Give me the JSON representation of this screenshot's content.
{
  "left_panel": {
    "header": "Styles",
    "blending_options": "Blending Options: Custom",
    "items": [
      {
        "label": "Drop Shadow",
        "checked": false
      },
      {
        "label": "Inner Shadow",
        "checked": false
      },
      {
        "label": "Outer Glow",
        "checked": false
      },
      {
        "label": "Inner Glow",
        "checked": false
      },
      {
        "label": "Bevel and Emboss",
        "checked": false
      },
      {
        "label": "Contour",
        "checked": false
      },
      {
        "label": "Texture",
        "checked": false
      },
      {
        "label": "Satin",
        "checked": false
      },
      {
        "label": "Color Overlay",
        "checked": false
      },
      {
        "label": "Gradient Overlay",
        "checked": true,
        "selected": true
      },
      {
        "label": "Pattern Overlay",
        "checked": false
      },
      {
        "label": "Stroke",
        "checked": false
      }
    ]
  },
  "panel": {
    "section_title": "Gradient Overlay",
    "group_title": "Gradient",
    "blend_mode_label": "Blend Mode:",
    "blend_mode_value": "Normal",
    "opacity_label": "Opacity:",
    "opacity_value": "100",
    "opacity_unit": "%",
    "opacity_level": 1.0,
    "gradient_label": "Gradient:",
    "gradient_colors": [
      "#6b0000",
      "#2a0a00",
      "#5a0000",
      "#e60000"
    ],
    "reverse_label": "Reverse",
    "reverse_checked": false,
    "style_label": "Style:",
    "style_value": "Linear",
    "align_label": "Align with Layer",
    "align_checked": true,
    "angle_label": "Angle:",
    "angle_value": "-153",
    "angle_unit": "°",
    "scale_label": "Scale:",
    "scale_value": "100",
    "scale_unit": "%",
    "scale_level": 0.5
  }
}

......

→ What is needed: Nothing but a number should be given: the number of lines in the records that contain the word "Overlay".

→ Response: 4